== Task details ==
Exact copy, no pictures: return all the records as they stand.

● ● ● ● ● ● ●

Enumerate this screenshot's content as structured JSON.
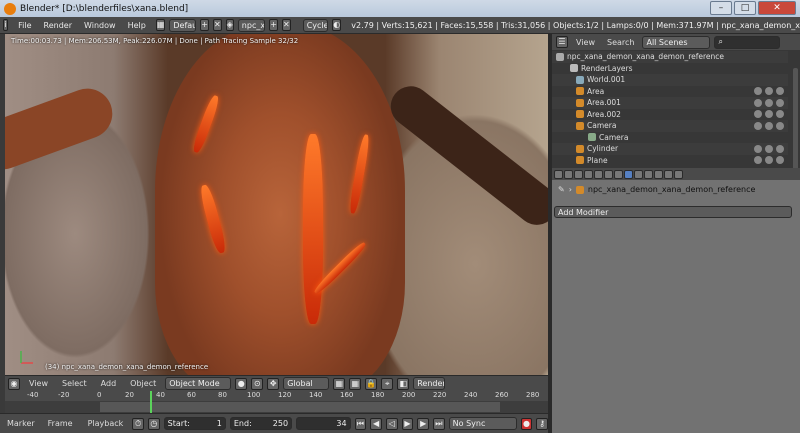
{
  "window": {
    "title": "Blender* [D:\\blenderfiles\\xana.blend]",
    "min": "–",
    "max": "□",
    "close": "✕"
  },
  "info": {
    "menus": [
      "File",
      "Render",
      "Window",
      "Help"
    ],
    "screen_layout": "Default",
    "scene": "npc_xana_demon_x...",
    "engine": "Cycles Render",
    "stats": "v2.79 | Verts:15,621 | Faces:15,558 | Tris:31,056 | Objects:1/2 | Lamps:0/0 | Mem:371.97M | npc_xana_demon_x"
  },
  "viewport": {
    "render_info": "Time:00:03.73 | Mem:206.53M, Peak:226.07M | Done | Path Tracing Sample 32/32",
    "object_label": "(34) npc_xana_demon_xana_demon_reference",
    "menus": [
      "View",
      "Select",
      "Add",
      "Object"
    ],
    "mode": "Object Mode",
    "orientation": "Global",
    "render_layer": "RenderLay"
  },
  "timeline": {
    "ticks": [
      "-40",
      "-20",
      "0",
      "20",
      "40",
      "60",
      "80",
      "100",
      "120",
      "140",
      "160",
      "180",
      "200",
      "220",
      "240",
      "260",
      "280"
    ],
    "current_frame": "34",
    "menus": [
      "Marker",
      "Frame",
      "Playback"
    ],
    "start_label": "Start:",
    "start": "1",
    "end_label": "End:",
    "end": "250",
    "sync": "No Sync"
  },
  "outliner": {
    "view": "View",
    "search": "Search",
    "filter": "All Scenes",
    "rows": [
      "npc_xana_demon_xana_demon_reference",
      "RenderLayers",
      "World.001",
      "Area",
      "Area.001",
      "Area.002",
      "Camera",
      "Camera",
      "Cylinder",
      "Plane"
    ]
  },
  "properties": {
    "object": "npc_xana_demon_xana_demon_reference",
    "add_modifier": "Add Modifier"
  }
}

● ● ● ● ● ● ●

== Solution to the exercise ==
Enumerate this screenshot's content as structured JSON.
{
  "window": {
    "title": "Blender* [D:\\blenderfiles\\xana.blend]",
    "min": "–",
    "max": "□",
    "close": "✕"
  },
  "info": {
    "menus": [
      "File",
      "Render",
      "Window",
      "Help"
    ],
    "screen_layout": "Default",
    "scene": "npc_xana_demon_x...",
    "engine": "Cycles Render",
    "stats": "v2.79 | Verts:15,621 | Faces:15,558 | Tris:31,056 | Objects:1/2 | Lamps:0/0 | Mem:371.97M | npc_xana_demon_x"
  },
  "viewport": {
    "render_info": "Time:00:03.73 | Mem:206.53M, Peak:226.07M | Done | Path Tracing Sample 32/32",
    "object_label": "(34) npc_xana_demon_xana_demon_reference",
    "menus": [
      "View",
      "Select",
      "Add",
      "Object"
    ],
    "mode": "Object Mode",
    "orientation": "Global",
    "render_layer": "RenderLay"
  },
  "timeline": {
    "ticks": [
      "-40",
      "-20",
      "0",
      "20",
      "40",
      "60",
      "80",
      "100",
      "120",
      "140",
      "160",
      "180",
      "200",
      "220",
      "240",
      "260",
      "280"
    ],
    "current_frame": "34",
    "menus": [
      "Marker",
      "Frame",
      "Playback"
    ],
    "start_label": "Start:",
    "start": "1",
    "end_label": "End:",
    "end": "250",
    "sync": "No Sync"
  },
  "outliner": {
    "view": "View",
    "search": "Search",
    "filter": "All Scenes",
    "rows": [
      "npc_xana_demon_xana_demon_reference",
      "RenderLayers",
      "World.001",
      "Area",
      "Area.001",
      "Area.002",
      "Camera",
      "Camera",
      "Cylinder",
      "Plane"
    ]
  },
  "properties": {
    "object": "npc_xana_demon_xana_demon_reference",
    "add_modifier": "Add Modifier"
  }
}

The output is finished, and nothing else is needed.